From one photo to another, the family pictures lining the walls of Aspire have a special meaning to those involved with the nonprofit.
Abbey Stone, the Program Director said, "We know life is tough, especially for these families who've given the ultimate sacrifice.

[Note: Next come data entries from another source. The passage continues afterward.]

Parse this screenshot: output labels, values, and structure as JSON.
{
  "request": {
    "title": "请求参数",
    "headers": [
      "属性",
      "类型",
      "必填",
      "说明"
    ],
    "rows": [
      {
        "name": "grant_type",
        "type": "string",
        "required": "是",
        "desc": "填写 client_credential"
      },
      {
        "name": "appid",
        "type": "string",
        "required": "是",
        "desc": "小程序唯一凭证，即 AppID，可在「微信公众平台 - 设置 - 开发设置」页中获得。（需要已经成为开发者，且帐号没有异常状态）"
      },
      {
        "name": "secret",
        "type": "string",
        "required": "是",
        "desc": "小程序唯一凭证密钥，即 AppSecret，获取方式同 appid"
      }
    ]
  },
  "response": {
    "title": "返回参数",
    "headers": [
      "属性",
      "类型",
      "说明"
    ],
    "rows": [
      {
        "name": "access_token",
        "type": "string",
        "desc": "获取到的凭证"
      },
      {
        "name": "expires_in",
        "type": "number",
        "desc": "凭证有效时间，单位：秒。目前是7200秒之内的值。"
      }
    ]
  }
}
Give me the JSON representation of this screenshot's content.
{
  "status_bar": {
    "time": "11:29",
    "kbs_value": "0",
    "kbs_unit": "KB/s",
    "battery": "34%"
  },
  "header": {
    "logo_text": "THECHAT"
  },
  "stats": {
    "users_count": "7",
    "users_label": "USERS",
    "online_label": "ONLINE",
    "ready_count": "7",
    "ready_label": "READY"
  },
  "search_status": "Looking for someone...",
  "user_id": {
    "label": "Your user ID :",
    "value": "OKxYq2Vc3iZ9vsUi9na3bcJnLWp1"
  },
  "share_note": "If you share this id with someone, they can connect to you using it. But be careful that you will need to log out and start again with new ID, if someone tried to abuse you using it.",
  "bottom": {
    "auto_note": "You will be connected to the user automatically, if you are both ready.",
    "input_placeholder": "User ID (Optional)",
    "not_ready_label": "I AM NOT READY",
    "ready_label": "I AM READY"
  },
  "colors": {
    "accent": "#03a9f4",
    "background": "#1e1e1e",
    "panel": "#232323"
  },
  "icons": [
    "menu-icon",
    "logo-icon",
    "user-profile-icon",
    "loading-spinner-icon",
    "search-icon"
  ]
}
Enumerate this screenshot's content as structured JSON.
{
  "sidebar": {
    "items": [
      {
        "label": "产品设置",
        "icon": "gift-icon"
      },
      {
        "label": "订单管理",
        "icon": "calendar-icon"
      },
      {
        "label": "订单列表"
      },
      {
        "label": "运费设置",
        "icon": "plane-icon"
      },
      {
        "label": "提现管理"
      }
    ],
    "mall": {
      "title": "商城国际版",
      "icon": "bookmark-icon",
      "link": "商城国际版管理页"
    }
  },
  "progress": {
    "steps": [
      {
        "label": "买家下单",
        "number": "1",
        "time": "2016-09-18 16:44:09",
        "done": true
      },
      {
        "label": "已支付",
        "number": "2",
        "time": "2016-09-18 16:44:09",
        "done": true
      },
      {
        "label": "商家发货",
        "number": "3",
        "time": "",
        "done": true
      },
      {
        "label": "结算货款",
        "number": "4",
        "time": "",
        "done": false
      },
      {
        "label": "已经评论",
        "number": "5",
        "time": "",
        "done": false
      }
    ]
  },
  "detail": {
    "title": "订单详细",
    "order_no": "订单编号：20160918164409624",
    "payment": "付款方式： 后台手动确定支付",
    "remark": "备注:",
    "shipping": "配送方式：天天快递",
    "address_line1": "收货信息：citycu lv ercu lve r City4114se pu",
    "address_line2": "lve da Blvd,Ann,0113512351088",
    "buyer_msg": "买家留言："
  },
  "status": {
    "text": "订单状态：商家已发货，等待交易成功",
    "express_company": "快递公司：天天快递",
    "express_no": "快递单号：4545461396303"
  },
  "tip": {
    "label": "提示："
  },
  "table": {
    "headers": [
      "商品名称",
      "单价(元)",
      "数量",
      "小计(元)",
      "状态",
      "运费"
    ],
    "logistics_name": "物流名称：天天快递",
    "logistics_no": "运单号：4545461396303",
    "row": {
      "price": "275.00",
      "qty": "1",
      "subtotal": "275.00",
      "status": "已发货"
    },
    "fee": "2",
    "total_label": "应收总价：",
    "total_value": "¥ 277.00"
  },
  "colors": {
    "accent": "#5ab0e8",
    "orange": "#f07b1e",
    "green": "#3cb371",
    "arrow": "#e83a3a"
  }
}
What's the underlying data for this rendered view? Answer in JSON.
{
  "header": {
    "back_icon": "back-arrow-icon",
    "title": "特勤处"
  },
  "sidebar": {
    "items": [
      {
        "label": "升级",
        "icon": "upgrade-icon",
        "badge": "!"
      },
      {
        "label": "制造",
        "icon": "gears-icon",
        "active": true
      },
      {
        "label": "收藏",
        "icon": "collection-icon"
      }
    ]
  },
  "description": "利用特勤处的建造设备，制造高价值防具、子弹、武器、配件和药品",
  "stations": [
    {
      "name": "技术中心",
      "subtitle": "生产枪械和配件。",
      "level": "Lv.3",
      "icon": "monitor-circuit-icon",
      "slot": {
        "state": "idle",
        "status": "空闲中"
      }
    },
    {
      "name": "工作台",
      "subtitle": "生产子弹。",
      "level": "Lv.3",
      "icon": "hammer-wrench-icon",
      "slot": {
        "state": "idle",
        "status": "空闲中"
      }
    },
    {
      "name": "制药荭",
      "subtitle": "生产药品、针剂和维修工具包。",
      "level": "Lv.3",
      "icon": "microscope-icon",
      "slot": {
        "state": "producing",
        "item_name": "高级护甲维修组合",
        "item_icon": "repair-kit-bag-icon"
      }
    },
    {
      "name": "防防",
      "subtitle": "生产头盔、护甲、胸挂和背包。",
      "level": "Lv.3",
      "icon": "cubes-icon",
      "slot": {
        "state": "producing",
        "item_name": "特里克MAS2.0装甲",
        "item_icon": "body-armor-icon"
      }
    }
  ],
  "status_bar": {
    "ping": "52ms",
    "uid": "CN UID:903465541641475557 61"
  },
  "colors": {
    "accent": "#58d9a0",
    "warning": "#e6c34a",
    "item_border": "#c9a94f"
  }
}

We hate what they've been through, but we truly feel blessed that we get to be an impact in their life."
That's because these families are ones who've lost a love one who was serving our country or who've been wounded and left disabled.
Carla Wasson, the nonprofit's Board President said, "This is a program that's changing people's life's in a positive way."
Aspire helps these families get back on their feet through continued education.
They provide anywhere from $1,500 to $3,000 in scholarship money.
Wasson mentioned, "It's makes a huge difference because they have so many needs that they have."
Unlike other scholarships, the money can be used for more than just tuition and books including child care or bills along with other necessities.
"Anything to keep them in school anything that would prevent them from dropping out of school, we want to be a lifeline to them," explains Stone.
In doing so, the nonprofit also provides families they've help a support system.
Stone said, "We want be to be an extra family member and someone they can lean on. Whether they made a great test score or there's something traumatic going on either with themselves or their child."
As a nonprofit, organizers say their biggest now are more applicants to know they exist and more support from the community to help others.
The hopes are to turn something tragic into something good."It's uplifting and you know you're making a difference in the world," said Stone.
Wasson explains "There are a lot of people out there who could benefit."
For more information on Aspire, click here.